CONCORDIA, Kansas — Cloud County Community College sophomore Chelsea Cordice never envisioned she'd be lined up between the posts as a goalkeeper when she headed out to Concordia from her home in Saint Vincent and the Grenadines.
Fast forward two years later and the soft-spoken Cordice, originally recruited as a midfielder, will now get the chance to do so at the NCAA Division II level as she signed her national letter of intent on Monday to play at Salem University next season.
"I had a few years of goalkeeper experience back in high school, but the training was nothing like it was here," Cordice said. "At first, I was a bit nervous about the switch. But then I really got into it and I enjoy the adrenaline during the game."
Cordice, who said she will study Health and Human Performance at Salem, played like a natural in the latter part of the 2018 season, finishing with an 8-1 record in 10 appearances while posting a .889 save percentage.
She finished with a total of 24 saves and tallied six shutouts, helping the T-Birds to a 15-3 overall record and an appearance in the Region VI semi-finals.
Charles Long, the first-year head coach of the T-Birds, said the idea to try Cordice out at goal simply came about as an idea to keep her active while she was hampered with lower body injuries.
"Chelsea played awesome for us and her stats speak for themselves. The team played with confidence while she was in goal and trusted her," Long said. "Part of the reason we even tried her in goal was because she was injured and couldn't run. We thought we'd train her as a keeper because it required less running.
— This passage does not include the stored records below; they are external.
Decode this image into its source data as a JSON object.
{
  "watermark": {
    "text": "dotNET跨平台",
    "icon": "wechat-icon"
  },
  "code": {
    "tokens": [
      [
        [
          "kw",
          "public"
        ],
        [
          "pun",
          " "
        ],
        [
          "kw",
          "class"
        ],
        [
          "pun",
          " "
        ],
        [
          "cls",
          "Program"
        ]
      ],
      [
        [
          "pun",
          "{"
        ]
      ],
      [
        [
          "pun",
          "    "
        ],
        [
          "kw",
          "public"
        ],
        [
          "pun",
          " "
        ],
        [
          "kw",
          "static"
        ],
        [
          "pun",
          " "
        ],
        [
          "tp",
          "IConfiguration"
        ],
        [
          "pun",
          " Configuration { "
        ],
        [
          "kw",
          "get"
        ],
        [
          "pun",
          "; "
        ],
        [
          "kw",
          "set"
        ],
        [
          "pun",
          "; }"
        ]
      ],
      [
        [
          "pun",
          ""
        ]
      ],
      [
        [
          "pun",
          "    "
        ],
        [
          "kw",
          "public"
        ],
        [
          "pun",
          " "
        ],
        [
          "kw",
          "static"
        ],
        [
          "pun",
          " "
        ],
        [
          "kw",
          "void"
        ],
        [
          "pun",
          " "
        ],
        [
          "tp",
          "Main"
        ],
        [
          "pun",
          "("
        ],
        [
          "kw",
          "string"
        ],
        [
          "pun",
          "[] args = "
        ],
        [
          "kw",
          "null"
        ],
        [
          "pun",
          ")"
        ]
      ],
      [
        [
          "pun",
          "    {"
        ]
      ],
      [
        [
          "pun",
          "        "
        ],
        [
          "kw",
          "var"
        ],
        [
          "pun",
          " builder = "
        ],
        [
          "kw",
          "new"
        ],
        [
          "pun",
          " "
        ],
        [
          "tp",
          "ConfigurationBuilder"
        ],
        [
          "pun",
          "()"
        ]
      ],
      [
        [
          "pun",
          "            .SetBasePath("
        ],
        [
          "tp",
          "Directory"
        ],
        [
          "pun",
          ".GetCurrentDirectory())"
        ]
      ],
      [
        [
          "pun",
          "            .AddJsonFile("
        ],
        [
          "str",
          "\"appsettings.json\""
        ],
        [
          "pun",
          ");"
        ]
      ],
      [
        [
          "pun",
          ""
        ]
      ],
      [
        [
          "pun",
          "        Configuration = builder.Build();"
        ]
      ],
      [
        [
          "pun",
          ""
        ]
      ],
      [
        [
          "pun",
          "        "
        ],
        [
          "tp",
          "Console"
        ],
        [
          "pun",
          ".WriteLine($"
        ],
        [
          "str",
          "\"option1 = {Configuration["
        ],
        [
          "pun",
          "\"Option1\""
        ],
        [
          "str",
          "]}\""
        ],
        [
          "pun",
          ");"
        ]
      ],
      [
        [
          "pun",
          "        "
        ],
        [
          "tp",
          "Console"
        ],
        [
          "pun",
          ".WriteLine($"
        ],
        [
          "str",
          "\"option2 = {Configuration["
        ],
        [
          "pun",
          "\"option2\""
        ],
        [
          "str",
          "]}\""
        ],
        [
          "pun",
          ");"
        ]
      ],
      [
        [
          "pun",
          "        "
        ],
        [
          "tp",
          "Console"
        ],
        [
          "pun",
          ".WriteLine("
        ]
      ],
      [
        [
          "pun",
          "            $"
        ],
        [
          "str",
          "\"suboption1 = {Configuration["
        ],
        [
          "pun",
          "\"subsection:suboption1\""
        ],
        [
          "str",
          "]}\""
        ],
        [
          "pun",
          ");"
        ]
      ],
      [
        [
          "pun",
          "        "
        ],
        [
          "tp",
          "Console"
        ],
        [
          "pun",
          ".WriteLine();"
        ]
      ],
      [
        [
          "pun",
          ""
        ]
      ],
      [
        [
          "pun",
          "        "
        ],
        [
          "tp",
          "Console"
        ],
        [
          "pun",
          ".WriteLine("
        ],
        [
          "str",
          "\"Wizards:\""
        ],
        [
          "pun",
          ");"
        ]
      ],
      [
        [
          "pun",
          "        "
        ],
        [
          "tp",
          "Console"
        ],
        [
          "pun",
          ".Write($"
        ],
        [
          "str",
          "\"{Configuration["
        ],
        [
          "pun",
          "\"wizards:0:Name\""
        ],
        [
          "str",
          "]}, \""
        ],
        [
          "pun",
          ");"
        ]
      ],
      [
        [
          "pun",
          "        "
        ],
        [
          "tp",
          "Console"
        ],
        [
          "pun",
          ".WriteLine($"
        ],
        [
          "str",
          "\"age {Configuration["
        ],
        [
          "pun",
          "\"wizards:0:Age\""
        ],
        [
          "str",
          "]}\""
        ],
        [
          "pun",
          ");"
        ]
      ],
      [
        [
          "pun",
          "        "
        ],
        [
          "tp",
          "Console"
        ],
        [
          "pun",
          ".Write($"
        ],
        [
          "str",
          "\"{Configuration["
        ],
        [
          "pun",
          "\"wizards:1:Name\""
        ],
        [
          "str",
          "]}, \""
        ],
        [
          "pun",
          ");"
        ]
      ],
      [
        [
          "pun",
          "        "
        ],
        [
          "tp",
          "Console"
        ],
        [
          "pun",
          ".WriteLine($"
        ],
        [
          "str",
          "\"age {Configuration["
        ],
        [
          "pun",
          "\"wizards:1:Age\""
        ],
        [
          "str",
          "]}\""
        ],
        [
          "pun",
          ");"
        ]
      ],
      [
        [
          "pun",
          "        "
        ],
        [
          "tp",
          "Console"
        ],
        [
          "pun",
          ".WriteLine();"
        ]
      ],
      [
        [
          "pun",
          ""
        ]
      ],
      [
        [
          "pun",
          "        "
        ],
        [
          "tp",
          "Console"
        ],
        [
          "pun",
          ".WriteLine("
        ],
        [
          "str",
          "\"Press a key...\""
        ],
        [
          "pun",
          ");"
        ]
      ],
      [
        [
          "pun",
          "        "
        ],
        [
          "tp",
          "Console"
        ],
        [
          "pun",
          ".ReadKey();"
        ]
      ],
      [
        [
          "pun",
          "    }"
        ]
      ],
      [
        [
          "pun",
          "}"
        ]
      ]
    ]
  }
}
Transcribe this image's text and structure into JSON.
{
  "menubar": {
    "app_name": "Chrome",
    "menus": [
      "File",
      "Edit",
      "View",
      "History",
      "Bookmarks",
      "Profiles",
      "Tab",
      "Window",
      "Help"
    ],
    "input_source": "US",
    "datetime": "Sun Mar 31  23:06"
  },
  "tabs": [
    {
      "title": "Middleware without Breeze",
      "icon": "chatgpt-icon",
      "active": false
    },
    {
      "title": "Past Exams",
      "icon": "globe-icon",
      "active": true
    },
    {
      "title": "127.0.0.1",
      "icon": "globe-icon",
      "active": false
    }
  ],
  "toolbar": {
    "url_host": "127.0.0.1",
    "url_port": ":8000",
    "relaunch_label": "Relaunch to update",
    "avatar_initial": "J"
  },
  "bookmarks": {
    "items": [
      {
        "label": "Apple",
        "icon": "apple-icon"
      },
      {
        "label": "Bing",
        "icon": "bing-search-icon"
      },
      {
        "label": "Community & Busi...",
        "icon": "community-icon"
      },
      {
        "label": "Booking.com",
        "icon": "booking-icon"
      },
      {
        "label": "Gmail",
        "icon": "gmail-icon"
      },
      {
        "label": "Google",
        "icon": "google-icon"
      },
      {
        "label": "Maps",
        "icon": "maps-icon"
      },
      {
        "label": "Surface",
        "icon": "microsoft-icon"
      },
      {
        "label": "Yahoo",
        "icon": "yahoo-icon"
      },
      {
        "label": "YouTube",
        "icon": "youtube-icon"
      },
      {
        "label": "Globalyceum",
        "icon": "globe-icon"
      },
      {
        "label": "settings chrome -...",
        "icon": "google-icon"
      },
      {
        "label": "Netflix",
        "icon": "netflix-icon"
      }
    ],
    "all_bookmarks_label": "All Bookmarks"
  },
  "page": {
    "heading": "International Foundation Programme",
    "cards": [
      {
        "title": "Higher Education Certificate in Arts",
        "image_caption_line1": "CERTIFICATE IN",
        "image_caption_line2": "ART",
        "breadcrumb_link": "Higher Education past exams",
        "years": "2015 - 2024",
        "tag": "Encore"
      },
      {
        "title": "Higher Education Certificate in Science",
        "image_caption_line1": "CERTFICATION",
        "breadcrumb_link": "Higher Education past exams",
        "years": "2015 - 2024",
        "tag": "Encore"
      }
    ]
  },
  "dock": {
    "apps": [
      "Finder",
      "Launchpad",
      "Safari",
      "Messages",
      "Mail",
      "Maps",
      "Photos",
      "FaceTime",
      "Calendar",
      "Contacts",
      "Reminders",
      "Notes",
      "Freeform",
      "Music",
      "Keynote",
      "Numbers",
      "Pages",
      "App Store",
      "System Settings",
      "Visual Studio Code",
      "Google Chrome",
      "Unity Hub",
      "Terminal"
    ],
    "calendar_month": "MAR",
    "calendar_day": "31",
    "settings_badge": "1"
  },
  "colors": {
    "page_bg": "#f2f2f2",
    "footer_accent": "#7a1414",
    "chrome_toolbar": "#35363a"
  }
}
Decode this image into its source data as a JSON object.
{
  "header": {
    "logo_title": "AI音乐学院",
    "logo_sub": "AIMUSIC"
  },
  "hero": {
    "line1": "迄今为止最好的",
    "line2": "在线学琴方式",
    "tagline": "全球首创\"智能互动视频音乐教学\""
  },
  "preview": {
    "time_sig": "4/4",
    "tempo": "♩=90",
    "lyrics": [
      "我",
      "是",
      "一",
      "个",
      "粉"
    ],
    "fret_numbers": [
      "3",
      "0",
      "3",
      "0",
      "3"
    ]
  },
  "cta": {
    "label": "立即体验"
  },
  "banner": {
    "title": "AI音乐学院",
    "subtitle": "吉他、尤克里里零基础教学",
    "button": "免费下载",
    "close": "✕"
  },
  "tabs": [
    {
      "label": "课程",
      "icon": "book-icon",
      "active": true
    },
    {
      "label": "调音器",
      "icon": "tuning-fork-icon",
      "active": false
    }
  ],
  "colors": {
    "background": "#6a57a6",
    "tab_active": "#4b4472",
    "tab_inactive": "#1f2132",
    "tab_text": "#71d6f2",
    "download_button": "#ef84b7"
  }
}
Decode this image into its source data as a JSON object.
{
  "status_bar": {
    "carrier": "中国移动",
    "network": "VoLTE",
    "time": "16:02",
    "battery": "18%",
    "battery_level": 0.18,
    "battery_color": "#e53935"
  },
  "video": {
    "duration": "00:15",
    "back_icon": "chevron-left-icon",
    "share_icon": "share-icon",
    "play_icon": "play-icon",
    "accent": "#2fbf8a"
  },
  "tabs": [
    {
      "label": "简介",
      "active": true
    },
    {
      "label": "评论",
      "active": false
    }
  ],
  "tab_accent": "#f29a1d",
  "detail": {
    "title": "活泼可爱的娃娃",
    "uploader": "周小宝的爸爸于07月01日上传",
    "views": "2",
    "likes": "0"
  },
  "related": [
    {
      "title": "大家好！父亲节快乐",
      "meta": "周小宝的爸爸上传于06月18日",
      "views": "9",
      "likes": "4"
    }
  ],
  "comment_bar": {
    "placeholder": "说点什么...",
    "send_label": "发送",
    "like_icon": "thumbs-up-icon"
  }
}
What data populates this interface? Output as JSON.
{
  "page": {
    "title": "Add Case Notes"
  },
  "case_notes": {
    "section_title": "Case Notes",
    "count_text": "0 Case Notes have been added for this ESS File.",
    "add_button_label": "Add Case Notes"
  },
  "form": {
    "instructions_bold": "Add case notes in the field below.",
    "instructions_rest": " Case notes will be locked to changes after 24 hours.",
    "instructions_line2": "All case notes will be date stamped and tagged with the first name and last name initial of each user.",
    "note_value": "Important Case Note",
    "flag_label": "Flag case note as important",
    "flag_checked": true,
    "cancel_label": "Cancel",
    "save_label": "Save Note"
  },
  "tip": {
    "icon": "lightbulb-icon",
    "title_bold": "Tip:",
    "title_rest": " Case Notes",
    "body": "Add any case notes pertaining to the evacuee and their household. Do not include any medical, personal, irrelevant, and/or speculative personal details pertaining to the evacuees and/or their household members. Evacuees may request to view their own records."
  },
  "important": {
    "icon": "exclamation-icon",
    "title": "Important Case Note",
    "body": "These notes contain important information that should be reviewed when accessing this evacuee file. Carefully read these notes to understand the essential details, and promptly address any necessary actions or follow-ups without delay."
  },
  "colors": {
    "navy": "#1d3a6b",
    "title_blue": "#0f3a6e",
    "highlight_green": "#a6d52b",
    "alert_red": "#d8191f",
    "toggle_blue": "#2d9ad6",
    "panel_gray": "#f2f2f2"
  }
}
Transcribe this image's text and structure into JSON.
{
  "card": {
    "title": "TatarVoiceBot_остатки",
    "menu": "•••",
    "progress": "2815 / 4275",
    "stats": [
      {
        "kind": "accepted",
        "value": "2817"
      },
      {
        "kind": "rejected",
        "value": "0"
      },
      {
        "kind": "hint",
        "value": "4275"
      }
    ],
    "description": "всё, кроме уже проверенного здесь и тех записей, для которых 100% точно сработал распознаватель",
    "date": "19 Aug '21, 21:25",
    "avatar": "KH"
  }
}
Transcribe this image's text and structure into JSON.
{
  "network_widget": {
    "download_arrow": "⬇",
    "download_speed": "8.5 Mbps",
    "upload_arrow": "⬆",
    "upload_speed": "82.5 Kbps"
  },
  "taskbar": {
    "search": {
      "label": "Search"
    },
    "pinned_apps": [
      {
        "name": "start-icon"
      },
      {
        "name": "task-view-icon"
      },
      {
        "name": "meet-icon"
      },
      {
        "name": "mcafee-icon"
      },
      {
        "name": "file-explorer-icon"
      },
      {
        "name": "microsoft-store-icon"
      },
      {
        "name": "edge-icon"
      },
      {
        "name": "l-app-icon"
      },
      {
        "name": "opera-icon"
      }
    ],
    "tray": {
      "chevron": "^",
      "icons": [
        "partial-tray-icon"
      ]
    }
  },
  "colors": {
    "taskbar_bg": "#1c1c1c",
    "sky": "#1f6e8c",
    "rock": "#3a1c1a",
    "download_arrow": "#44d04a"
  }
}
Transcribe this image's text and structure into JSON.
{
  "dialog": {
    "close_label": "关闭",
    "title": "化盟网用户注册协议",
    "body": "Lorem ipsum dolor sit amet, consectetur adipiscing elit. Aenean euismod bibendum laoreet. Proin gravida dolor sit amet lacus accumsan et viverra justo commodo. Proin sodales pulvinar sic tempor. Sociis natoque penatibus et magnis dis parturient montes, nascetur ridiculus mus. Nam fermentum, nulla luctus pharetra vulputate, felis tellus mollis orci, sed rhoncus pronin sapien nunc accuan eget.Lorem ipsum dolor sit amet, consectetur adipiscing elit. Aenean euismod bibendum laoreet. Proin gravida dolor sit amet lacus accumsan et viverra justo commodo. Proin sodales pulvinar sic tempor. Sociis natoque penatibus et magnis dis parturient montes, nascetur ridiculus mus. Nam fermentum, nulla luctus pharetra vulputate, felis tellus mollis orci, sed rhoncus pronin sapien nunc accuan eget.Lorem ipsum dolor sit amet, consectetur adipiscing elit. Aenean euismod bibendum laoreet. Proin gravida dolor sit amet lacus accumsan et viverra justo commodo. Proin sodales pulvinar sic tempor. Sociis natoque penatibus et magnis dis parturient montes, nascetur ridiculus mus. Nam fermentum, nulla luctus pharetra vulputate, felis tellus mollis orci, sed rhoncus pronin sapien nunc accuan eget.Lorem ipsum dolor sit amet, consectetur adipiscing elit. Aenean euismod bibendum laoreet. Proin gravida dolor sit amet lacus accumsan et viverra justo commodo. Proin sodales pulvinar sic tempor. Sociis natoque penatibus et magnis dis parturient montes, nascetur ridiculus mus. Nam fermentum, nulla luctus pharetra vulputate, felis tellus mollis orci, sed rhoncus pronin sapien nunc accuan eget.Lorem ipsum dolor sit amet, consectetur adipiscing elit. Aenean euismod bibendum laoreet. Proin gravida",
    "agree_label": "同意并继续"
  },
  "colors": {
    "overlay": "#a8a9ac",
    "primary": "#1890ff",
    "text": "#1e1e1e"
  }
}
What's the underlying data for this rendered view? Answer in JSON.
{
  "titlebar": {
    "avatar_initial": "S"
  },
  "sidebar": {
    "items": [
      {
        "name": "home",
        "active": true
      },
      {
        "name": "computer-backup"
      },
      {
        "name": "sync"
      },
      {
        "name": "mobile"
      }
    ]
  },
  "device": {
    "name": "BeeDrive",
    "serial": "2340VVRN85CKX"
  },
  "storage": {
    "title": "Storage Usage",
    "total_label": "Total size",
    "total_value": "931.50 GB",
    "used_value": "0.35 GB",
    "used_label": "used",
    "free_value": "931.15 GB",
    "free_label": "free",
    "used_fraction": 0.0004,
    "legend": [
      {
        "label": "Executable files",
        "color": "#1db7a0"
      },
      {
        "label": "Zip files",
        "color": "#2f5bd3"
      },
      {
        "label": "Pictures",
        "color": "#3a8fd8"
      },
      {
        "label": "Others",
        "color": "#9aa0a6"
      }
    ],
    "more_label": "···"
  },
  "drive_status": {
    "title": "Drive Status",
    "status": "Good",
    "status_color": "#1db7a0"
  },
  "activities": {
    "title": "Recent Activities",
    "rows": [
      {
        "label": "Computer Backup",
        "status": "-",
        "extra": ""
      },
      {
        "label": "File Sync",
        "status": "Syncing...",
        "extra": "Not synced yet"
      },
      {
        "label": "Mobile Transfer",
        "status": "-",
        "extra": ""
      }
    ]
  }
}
She ended up having a great understanding of the game, the lanes and alleys of players coming in to cut angles off, and she has great hands."
Cordice will now join another winning program at Salem, which finished 13-3-1 last fall in the Eastern College Athletic Conference.
She'll also join former Cloud County teammate Isabelle Lones, who transferred to Salem at semester.
With Cordice still being new to the goalkeeper position at the collegiate level there are areas to polish, which Long said gives her a high ceiling over her final two years in Salem, West Virginia.
"Reaction time and communication are probably the two areas she'll still need to work on and I think Salem will help her with that once she starts training again on a regular basis," Long said. "Her ceiling is up to her. She can go as far as she likes because she is very dedicated at it."